Records supplied START
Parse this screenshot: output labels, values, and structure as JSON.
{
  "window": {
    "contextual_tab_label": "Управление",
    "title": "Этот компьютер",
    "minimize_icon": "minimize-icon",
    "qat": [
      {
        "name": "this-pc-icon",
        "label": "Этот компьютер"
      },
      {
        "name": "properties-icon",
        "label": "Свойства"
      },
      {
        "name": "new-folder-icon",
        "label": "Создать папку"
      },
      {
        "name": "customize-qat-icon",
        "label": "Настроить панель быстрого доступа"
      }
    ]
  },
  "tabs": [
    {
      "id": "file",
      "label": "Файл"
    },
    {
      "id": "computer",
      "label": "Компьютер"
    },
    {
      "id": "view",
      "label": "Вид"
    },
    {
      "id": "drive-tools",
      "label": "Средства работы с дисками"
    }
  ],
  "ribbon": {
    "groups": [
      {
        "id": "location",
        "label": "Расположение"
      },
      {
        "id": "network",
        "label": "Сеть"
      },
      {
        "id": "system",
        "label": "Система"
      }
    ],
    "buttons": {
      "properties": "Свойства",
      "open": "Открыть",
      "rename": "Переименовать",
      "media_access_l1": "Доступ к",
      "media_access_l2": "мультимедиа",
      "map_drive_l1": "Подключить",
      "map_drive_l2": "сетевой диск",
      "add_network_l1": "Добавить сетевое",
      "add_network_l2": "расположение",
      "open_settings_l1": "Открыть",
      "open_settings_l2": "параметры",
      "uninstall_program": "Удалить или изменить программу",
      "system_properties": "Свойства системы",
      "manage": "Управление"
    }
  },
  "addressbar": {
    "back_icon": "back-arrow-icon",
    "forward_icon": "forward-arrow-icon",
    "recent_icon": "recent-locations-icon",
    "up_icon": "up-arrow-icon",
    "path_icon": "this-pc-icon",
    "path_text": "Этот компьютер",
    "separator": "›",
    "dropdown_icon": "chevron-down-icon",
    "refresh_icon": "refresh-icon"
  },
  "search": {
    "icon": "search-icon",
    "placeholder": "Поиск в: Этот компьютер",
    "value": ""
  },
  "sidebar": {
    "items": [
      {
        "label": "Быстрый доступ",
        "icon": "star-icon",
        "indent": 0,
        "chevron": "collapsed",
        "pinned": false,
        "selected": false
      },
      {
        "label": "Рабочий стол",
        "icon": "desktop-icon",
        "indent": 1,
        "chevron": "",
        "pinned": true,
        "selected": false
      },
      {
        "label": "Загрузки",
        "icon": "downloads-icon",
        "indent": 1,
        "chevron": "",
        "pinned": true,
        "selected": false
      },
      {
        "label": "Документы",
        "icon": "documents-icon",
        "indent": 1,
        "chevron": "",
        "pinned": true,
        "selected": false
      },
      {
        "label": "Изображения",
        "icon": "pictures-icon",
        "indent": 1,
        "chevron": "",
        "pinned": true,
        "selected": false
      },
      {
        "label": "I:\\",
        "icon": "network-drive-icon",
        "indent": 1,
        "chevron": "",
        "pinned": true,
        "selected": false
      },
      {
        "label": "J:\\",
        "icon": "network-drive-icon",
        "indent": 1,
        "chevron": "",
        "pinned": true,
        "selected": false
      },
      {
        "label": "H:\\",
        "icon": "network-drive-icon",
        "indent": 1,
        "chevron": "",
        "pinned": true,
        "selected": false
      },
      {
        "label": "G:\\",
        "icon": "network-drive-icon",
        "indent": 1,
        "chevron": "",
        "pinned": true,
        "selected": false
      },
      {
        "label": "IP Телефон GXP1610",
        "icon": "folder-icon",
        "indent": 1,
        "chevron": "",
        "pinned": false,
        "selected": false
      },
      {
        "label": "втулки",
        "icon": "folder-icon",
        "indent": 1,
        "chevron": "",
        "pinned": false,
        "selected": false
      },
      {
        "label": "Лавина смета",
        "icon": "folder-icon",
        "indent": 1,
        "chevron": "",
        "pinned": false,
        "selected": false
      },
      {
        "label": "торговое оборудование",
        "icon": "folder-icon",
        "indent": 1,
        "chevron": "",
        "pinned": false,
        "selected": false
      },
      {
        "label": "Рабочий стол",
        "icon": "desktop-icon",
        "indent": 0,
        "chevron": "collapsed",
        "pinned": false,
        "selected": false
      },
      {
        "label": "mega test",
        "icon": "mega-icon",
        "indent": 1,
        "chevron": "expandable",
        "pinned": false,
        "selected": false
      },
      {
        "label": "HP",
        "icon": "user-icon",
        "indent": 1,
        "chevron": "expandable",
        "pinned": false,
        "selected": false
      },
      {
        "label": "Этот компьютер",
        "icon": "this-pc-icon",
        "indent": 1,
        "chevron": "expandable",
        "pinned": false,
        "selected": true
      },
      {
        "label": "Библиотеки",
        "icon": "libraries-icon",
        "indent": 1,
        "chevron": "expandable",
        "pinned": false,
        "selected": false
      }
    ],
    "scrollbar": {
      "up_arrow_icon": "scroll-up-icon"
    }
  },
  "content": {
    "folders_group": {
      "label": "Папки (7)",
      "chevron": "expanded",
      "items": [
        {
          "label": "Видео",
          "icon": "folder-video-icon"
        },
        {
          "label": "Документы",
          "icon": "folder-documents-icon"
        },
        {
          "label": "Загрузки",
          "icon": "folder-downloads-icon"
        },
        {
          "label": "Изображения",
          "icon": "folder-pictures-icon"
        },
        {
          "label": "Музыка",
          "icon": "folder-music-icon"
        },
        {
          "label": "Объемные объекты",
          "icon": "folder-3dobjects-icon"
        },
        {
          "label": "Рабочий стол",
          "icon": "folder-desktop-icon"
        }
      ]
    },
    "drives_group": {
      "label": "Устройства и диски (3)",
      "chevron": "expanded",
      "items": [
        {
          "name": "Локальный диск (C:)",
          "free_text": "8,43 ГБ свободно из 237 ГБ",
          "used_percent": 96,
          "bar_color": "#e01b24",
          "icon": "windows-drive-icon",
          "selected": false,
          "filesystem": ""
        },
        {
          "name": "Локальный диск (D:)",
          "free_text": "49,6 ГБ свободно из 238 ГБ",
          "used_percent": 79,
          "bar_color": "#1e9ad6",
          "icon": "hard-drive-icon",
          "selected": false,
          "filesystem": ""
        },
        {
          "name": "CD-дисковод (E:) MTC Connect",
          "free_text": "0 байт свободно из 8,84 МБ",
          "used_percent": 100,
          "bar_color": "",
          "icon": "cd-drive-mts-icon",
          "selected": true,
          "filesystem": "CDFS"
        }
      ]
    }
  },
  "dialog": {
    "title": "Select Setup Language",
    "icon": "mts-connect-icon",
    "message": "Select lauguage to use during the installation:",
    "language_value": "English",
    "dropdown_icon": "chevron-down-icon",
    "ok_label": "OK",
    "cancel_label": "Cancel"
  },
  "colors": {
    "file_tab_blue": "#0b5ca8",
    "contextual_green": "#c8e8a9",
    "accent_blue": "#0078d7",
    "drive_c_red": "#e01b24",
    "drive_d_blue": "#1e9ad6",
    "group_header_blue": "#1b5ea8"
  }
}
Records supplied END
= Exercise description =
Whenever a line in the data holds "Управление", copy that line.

= Response area =
    "contextual_tab_label": "Управление",
      "manage": "Управление"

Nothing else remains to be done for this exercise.